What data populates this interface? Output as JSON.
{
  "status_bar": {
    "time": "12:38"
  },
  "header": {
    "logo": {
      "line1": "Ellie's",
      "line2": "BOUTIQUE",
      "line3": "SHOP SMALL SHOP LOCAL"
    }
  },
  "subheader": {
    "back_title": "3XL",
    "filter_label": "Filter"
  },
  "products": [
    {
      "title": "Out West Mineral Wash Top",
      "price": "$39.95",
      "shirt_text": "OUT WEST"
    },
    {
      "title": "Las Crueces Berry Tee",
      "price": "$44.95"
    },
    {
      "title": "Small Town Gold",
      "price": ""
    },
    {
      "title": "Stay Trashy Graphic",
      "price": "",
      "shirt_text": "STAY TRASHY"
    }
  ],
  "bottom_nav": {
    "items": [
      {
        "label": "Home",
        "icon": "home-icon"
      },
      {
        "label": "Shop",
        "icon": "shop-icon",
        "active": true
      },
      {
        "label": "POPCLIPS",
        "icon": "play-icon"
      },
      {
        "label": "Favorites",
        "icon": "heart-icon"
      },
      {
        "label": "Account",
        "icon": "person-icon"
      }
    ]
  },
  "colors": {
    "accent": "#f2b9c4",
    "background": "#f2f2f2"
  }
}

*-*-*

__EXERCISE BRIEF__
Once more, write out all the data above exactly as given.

__COMPLETED EXERCISE__
What data populates this interface? Output as JSON.
{
  "status_bar": {
    "time": "12:38"
  },
  "header": {
    "logo": {
      "line1": "Ellie's",
      "line2": "BOUTIQUE",
      "line3": "SHOP SMALL SHOP LOCAL"
    }
  },
  "subheader": {
    "back_title": "3XL",
    "filter_label": "Filter"
  },
  "products": [
    {
      "title": "Out West Mineral Wash Top",
      "price": "$39.95",
      "shirt_text": "OUT WEST"
    },
    {
      "title": "Las Crueces Berry Tee",
      "price": "$44.95"
    },
    {
      "title": "Small Town Gold",
      "price": ""
    },
    {
      "title": "Stay Trashy Graphic",
      "price": "",
      "shirt_text": "STAY TRASHY"
    }
  ],
  "bottom_nav": {
    "items": [
      {
        "label": "Home",
        "icon": "home-icon"
      },
      {
        "label": "Shop",
        "icon": "shop-icon",
        "active": true
      },
      {
        "label": "POPCLIPS",
        "icon": "play-icon"
      },
      {
        "label": "Favorites",
        "icon": "heart-icon"
      },
      {
        "label": "Account",
        "icon": "person-icon"
      }
    ]
  },
  "colors": {
    "accent": "#f2b9c4",
    "background": "#f2f2f2"
  }
}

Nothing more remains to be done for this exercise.